The cage is deep enough to give us a 360° view around us. So we start looking around and waiting for the Great. I have to admit, the theme from “Jaws” is playing in my ears… Here he comes… “Zamalek” is his name and he comes out of the blue and heads towards the cage. Gets really close and then swims away… But comes back and swims around the cage, once, twice, three times… My heart is pounding, the GoPro is filming and the camera is shooting, I’m spinning around as a child on Christmas day. The magnificence of this creature is beyond description. His round black eye, the dark back and the white belly, the grin on his face (does it resemble a smile? A predator smile, perhaps?), the teeth in his mouth that you can rarely see… I just can’t find the words to explain how incredible this encounter can be.

We learn afterwards that the name “Zamalek” is the nickname for popular Black Label South African beer. It’s very strong and easily makes you drunk and dizzy so the name teases the Great in his going round and round the cage.
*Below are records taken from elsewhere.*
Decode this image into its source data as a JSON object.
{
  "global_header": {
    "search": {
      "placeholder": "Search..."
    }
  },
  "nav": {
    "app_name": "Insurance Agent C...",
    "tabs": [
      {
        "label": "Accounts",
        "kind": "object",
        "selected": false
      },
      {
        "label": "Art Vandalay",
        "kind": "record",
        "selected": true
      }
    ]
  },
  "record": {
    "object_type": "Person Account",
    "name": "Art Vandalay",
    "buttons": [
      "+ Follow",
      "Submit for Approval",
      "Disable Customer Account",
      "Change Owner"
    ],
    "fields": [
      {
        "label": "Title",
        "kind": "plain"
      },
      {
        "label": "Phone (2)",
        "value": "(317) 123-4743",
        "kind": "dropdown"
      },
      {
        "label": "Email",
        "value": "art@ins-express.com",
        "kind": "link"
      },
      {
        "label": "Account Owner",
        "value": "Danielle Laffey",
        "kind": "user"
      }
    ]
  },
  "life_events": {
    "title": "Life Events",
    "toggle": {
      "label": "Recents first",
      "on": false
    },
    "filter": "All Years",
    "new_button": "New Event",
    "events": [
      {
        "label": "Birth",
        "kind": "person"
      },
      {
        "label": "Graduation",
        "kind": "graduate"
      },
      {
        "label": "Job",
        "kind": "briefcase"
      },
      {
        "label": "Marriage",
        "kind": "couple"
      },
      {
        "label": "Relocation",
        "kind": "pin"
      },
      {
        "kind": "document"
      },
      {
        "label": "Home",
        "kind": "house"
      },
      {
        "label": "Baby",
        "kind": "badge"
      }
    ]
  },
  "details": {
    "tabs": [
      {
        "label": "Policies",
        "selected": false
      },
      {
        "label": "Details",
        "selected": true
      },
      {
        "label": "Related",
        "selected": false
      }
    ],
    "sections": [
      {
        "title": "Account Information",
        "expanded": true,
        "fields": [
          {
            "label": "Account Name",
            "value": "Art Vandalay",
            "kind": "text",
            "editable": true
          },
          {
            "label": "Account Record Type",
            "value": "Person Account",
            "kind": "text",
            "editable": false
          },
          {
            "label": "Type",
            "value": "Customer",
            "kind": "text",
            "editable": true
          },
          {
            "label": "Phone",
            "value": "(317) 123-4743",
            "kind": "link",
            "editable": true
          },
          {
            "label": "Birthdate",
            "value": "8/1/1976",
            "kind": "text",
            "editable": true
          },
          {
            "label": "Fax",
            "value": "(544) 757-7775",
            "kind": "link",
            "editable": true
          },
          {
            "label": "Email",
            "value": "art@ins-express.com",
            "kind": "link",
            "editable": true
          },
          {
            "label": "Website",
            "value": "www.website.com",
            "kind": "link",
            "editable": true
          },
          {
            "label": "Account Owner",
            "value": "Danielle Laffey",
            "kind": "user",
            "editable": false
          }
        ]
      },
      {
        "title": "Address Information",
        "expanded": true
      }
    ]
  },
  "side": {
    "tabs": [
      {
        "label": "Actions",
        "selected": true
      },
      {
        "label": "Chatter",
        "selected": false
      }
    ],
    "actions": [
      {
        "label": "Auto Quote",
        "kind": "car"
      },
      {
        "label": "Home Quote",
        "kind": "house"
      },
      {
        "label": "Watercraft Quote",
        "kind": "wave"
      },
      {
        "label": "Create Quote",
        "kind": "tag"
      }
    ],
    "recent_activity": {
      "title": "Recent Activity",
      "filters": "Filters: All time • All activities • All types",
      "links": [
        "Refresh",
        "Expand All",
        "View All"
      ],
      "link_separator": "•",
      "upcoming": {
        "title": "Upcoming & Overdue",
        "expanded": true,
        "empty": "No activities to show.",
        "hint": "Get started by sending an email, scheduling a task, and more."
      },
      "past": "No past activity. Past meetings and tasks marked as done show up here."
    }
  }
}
Once we get out of the cage, other two divers get in but regrettably the shark swims away quite soon. But then we are lucky enough to have the visit of “Propguard”, another shark known to the boat crew because of distinctive propeller scars on the back. This shark is not so curious and does not stay for a long time with us, but we still manage to get awesome footage of him.

Even by staying on the boat, we may get a really good look of the sharks in the water, merely few meters away from us. We are quite close to Seal Island as well and the colony of over 40.000 seals is a very rare and suggestive view that one has only seen on Discovery Channel from the sitting room sofa! Every now and then a penguin shows up between the seals and goes for a swim hunting for his lunch. I wouldn’t stop filling my eyes with all this, but we get back to Simon’s Town because it’s time for us to also have lunch! We are still chatting about the morning sharks and looking at each other’s pics while eating in a very picturesque restaurant, right on the dock of the bay.

Seven gills cow shark

The afternoon is dedicated to the cow sharks, also known as the Seven Gill Sharks.

These sharks can be found in very few locations of the world and Millers Point is one of them. They are considered to be the connecting ring between the prehistoric sharks and the modern sharks. Very gentle and subtle in the daytime but extremely active and potentially dangerous at night. It’s considered to be another apex predator, as the bull shark.

The environment that welcomes us is another very special one, the kelp forest.
During this dive we also have the opportunity of spotting several shy sharks. We counted five different species of them.
Once we return back on land, it’s time for a warm shower and a nice dinner, in another local restaurant, the Meeting Point, offering a tasting cuisine and a splendid view.

Next morning we have one more “Flying Jaws” trip and time for a new cage dive. We just can’t have enough of Great Whites!

In the afternoon we go to Partridge Point, where there is another little island where seals go to rest and warm up in the sun. We have the opportunity to dive with them and enjoy their curious company, as they play around us and our cameras.

Can we end our dives here? No! We enjoy it so much that we want more and more of it, so we jump back in with the cow sharks in Millers Point to drain our tanks.

It’s dinner time, and this time we go to a well-known Sushi restaurant at the harbour.

The next morning is the last morning together, so it’s time for farewells… There is just enough time to go to Boulders Beach, a bay where a colony of African penguins breed and nest. Another amazing location, where nature and wildlife have the lead. These funny little animals walk around undisturbed and free. They go for a swim, ride the waves like in the cartoon “Surf’s Up” or simply lay in the sun.

This was a great treat to end our trip.

The “Seafari & African Sharks” has been overall a great success. We met new friends, we saw amazing landscapes, breathtaking sunrises and sunsets, we encountered incredible creatures and, most of all, we saw 14 different shark species! This trip will be remembered in the years on.